In a survey conducted in March 2023 across hundreds of forwarders, BCOs and carriers, the answer was that, of course, freight data matters.
An overwhelming 98% of respondents indicated that freight market intelligence has become more important for their businesses during the pandemic. On a scale of 1 to 5, the average importance of staying updated on international freight market developments was approximately 4.5. Keeping abreast of the international freight market’s changes is critical for businesses in the industry.
This is not about general freight curiosity.
The way importers and exporters choose to use global air and ocean freight data speaks louder though.
The majority of respondents used the data to explain their current logistics costs and budgets to their executives or management. When costs were high, executives wanted explanations. When they dropped, they wanted to make sure it dropped enough.
Of course, improving negotiations was a close second, followed by using it to inform operational decisions. Last, of course, was explaining how or why things went wrong (or, more optimistically, right) to executives.
The data is there for their use. If there was a question about transparency in freight a decade ago, the answer is clear, It’s here.
But is it a threat?
Staying Relevant In A Literal Ocean Of Freight Data
With information everywhere, forwarders and other players in the global freight industry needed to adapt. They actually already have. The bad actors who depended on survival by marking up rates or sharing partial information have been in a long and slow decline.
This isn’t just a logistics thing either.
In a famously leaked message about the AI war titled “We Have No Moat. And neither does OpenAI”, the anonymous Google employee emphasizes that Facebook/Meta is winning the war because they got data out first:
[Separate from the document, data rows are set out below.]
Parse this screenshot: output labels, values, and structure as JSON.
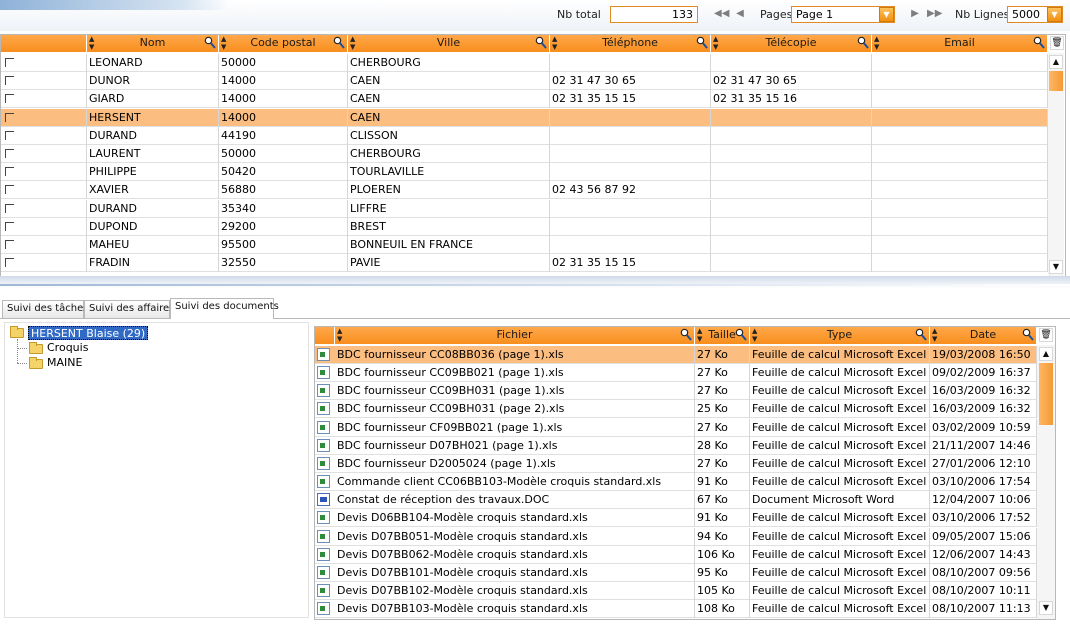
{
  "toolbar": {
    "nb_total_label": "Nb total",
    "nb_total_value": "133",
    "pages_label": "Pages",
    "page_select": "Page 1",
    "nb_lignes_label": "Nb Lignes",
    "nb_lignes_value": "5000"
  },
  "contacts": {
    "columns": [
      "Nom",
      "Code postal",
      "Ville",
      "Téléphone",
      "Télécopie",
      "Email"
    ],
    "selected_index": 3,
    "rows": [
      [
        "LEONARD",
        "50000",
        "CHERBOURG",
        "",
        "",
        ""
      ],
      [
        "DUNOR",
        "14000",
        "CAEN",
        "02 31 47 30 65",
        "02 31 47 30 65",
        ""
      ],
      [
        "GIARD",
        "14000",
        "CAEN",
        "02 31 35 15 15",
        "02 31 35 15 16",
        ""
      ],
      [
        "HERSENT",
        "14000",
        "CAEN",
        "",
        "",
        ""
      ],
      [
        "DURAND",
        "44190",
        "CLISSON",
        "",
        "",
        ""
      ],
      [
        "LAURENT",
        "50000",
        "CHERBOURG",
        "",
        "",
        ""
      ],
      [
        "PHILIPPE",
        "50420",
        "TOURLAVILLE",
        "",
        "",
        ""
      ],
      [
        "XAVIER",
        "56880",
        "PLOEREN",
        "02 43 56 87 92",
        "",
        ""
      ],
      [
        "DURAND",
        "35340",
        "LIFFRE",
        "",
        "",
        ""
      ],
      [
        "DUPOND",
        "29200",
        "BREST",
        "",
        "",
        ""
      ],
      [
        "MAHEU",
        "95500",
        "BONNEUIL EN FRANCE",
        "",
        "",
        ""
      ],
      [
        "FRADIN",
        "32550",
        "PAVIE",
        "02 31 35 15 15",
        "",
        ""
      ]
    ]
  },
  "tabs": [
    "Suivi des tâches",
    "Suivi des affaires",
    "Suivi des documents"
  ],
  "active_tab": 2,
  "tree": {
    "root": "HERSENT Blaise (29)",
    "children": [
      "Croquis",
      "MAINE"
    ]
  },
  "documents": {
    "columns": [
      "Fichier",
      "Taille",
      "Type",
      "Date"
    ],
    "selected_index": 0,
    "rows": [
      {
        "icon": "excel-file-icon",
        "name": "BDC fournisseur CC08BB036 (page 1).xls",
        "size": "27 Ko",
        "type": "Feuille de calcul Microsoft Excel",
        "date": "19/03/2008 16:50"
      },
      {
        "icon": "excel-file-icon",
        "name": "BDC fournisseur CC09BB021 (page 1).xls",
        "size": "27 Ko",
        "type": "Feuille de calcul Microsoft Excel",
        "date": "09/02/2009 16:37"
      },
      {
        "icon": "excel-file-icon",
        "name": "BDC fournisseur CC09BH031 (page 1).xls",
        "size": "27 Ko",
        "type": "Feuille de calcul Microsoft Excel",
        "date": "16/03/2009 16:32"
      },
      {
        "icon": "excel-file-icon",
        "name": "BDC fournisseur CC09BH031 (page 2).xls",
        "size": "25 Ko",
        "type": "Feuille de calcul Microsoft Excel",
        "date": "16/03/2009 16:32"
      },
      {
        "icon": "excel-file-icon",
        "name": "BDC fournisseur CF09BB021 (page 1).xls",
        "size": "27 Ko",
        "type": "Feuille de calcul Microsoft Excel",
        "date": "03/02/2009 10:59"
      },
      {
        "icon": "excel-file-icon",
        "name": "BDC fournisseur D07BH021 (page 1).xls",
        "size": "28 Ko",
        "type": "Feuille de calcul Microsoft Excel",
        "date": "21/11/2007 14:46"
      },
      {
        "icon": "excel-file-icon",
        "name": "BDC fournisseur D2005024 (page 1).xls",
        "size": "27 Ko",
        "type": "Feuille de calcul Microsoft Excel",
        "date": "27/01/2006 12:10"
      },
      {
        "icon": "excel-file-icon",
        "name": "Commande client CC06BB103-Modèle croquis standard.xls",
        "size": "91 Ko",
        "type": "Feuille de calcul Microsoft Excel",
        "date": "03/10/2006 17:54"
      },
      {
        "icon": "word-file-icon",
        "name": "Constat de réception des travaux.DOC",
        "size": "67 Ko",
        "type": "Document Microsoft Word",
        "date": "12/04/2007 10:06"
      },
      {
        "icon": "excel-file-icon",
        "name": "Devis D06BB104-Modèle croquis standard.xls",
        "size": "91 Ko",
        "type": "Feuille de calcul Microsoft Excel",
        "date": "03/10/2006 17:52"
      },
      {
        "icon": "excel-file-icon",
        "name": "Devis D07BB051-Modèle croquis standard.xls",
        "size": "94 Ko",
        "type": "Feuille de calcul Microsoft Excel",
        "date": "09/05/2007 15:06"
      },
      {
        "icon": "excel-file-icon",
        "name": "Devis D07BB062-Modèle croquis standard.xls",
        "size": "106 Ko",
        "type": "Feuille de calcul Microsoft Excel",
        "date": "12/06/2007 14:43"
      },
      {
        "icon": "excel-file-icon",
        "name": "Devis D07BB101-Modèle croquis standard.xls",
        "size": "95 Ko",
        "type": "Feuille de calcul Microsoft Excel",
        "date": "08/10/2007 09:56"
      },
      {
        "icon": "excel-file-icon",
        "name": "Devis D07BB102-Modèle croquis standard.xls",
        "size": "105 Ko",
        "type": "Feuille de calcul Microsoft Excel",
        "date": "08/10/2007 10:11"
      },
      {
        "icon": "excel-file-icon",
        "name": "Devis D07BB103-Modèle croquis standard.xls",
        "size": "108 Ko",
        "type": "Feuille de calcul Microsoft Excel",
        "date": "08/10/2007 11:13"
      }
    ]
  },
  "colors": {
    "accent_orange": "#f88e1d",
    "selection_row": "#fbbd80",
    "tree_selection": "#316ac5"
  }
}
Paradoxically, the one clear winner in all of this is Meta. Because the leaked model was theirs, they have effectively garnered an entire planet’s worth of free labor. Since most open-source innovation is happening on top of their architecture, there is nothing stopping them from directly incorporating it into their products.
Today, leading forwarders and carriers are focusing on sharing information, not hiding it. Kuehne + Nagel’s SeaExplorer is one example of this. Embracing transparency, and engaging in informed discussions with clients unlocks the ability to provide value beyond services is the key to remaining relevant.
Companies can become superhuman in this information age by harnessing data not only for their benefit but also for their clients. By providing data, insights, and leveraging AI for predictive analysis, they can become invaluable partners in their clients’ journey.
The information age has empowered us all to become superhuman in our abilities. In the freight industry, this superpower is being harnessed to drive decision-making, improve transparency, and ultimately deliver better services. As we look to the future, the freight industry’s success will be defined not just by the cargo it transports but also by the information it leverages.